In 2012, thanks to the support of numerous donors and of UniOne, a group of people under the chairmanship of Laurent Ledoux started to gather at the Brussels’ UniOne House.

The goal was to launch a listening campaign and to produce a report on the conditions for a fruitful dialogue between people with different beliefs and convictions, ie. not an interreligious or interfaith dialogue but an “interconvictional” dialogue including believers s well as agnostics and atheists of any kind.



The listening campaign, which was called “face2faith, dialogue & conviction” was formulated as follow to nurture a movement for inter-faiths & -convictions dialogues (between people of different faiths or convictions, i.e. including atheists and agnostics) and cooperation, in particular between existing Belgian associations active in this field on the one hand and, on the other, any citizen wishing to get involved in such dialogues.


To give the project a methodologically sound footing, 400 interviews and focus groups we carried out. The results allowed among other things to dissect the ways in which individuals themselves use the terms religion, faith and conviction, to describe the cosmologies in which the respondents evolve, to analyze the lines of tension that run through their words, and to carefully draw conclusions from the results in order to give us something to act upon.


By so doing the report helps to understand the implications of our beliefs and convictions. Far from adopting a soothing approach to inter-faiths & -convictions dialogues, the report attempts on the contrary – going beyond the respondents’ commonplace support for respect for others – to “scrape away the conscious or unconscious varnish that hides the real lines of tension” between them.


The Report’s final recommendations – fully detailed in the Reports below – are:

2.1. Reconcile the religious and the secular: Interreligious dialogue must be extended to an interconvictionnal dialogue between people of different convictions, both religious and non-religious. The Report shows it is possible. Indeed, questions of meaning are neither the prerogative of the religious nor of the secular universe.


2.2. Ask the right questions for a resolutely performative dialogue: The main criticism levelled at the usual dialogues between people of different faiths or convictions is their often-soothing nature: they avoid the fault lines. The Report shows we should not be afraid to deal with issues “that make people angry”. Dialogue should not be only an opportunity for fraternization; it should also be a potential forum for negotiating differences. The treatment of substantive issues should also facilitate the emergence of grassroots initiatives between the participants and thus lend a performative tone to the interconvictionnal dialogue.


2.3. Actively involve young people to refresh the dialogue: Young interviewed people said they were relatively disconcerted by an adult world that did not take them seriously. Involving young people in an interconvictionnal dialogue should therefore give them a responsible experience with a pro-social dimension, breaking down the generation gap and giving them the credibility, they feel they lack.

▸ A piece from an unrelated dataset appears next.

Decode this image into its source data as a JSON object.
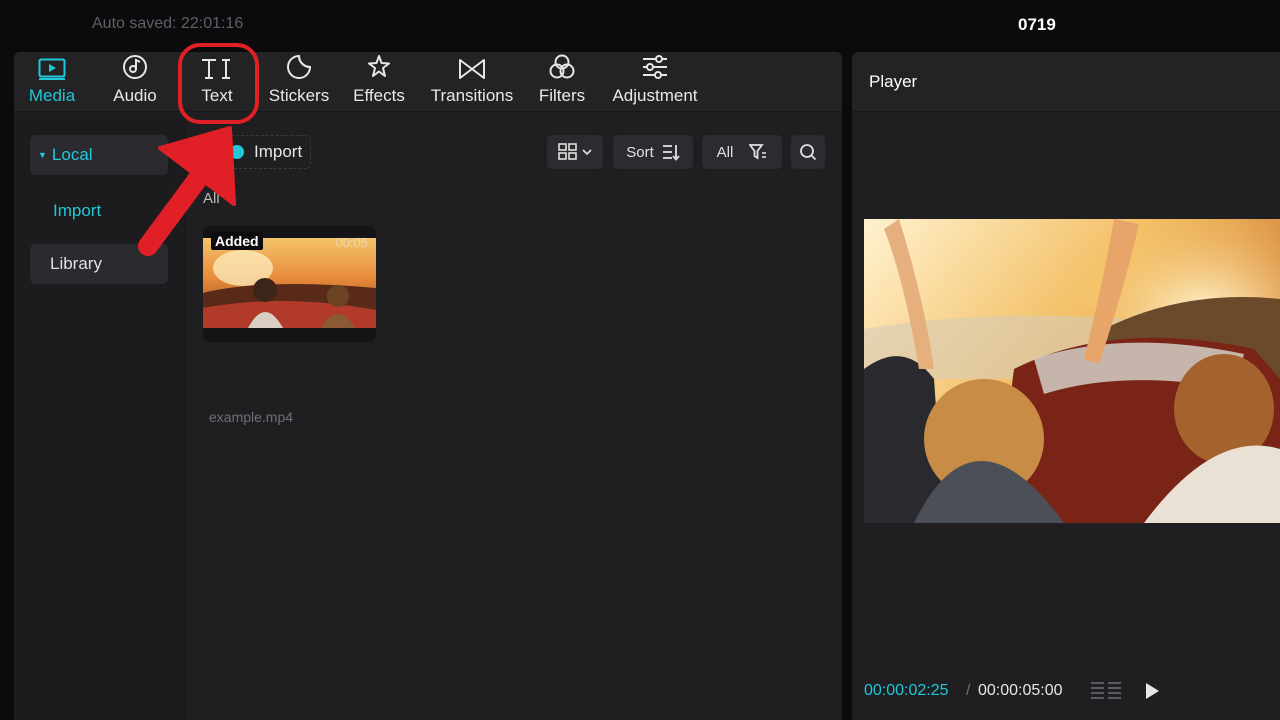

2.4. Get involved in schools: The question of interfaith relations is increasingly becoming the central issue during philosophy courses in Belgian schools. There is in particular a need to put traditions into perspective and to break down communitarian phenomena. Introducing interconvictionnal dialogues into schools is considered to be the most effective ways of fulfilling the previous recommendation of involving young people in such dialogues.


2.5. Diversify dialogue activities so as not to limit ourselves: As a respondent clearly put it: “Let’s leave the ideas to one side… Let’s eat together instead!” Indeed, a dialogue is first and foremost a plural involvement in an activity of sharing. A simple get-together, a play, a musical event, various forms of artistic expression, the use of humor or even a shared moment of silence can all be ways of engaging in dialogue in the sense of sharing. Opening interconvictionnal dialogues to artistic, culinary or musical expressions, etc., should allow to capitalize on the diversity and skills of each person and thus allow the various facets of the human being to be seen and exchanged.


2.6. Set up networking structures to coordinate interconvictionnal dialogues: Many young and old people involved in the promotion of such dialogues told us about their difficulties, particularly in terms of identifying relevant and diverse stakeholders to support the organization and promotion of such dialogues, to help identify speakers, … There is thus a real need for “relay points” to bring together and manage the network of associations involved in interconvictionnal dialogues in Belgium. These associations typically do not know each other and, consequently, very rarely cooperate, thereby losing the benefits of joint action.


The final reports, which were published in French & Dutch, can be found hereunder. A version in English (translated by Deepl and hence still possibly containing translation errors) can also be found hereunder.


The Listening Campaign & Reporting team included Hicham Abdel Gawad, Christof Grootaers, Miriam Lemmens, Liesbeth Maris, Fien Ingelbrechts, Nicolas Marquis, Giusto Maniscalchi, Marie de Carnière and Mary Wigny.


The Report Advisory Committee included Laurent Ledoux, Frans Goetghebeur, Daniel Schaubacher, Vincent Legrand, Karim Chemlal, Marianne Goffoël, Johan Vrints, Alain Deneef, Pierre Paul Delvaux, Christine Kulakowski, Baudoin de Mérode, and Pierre Gehot.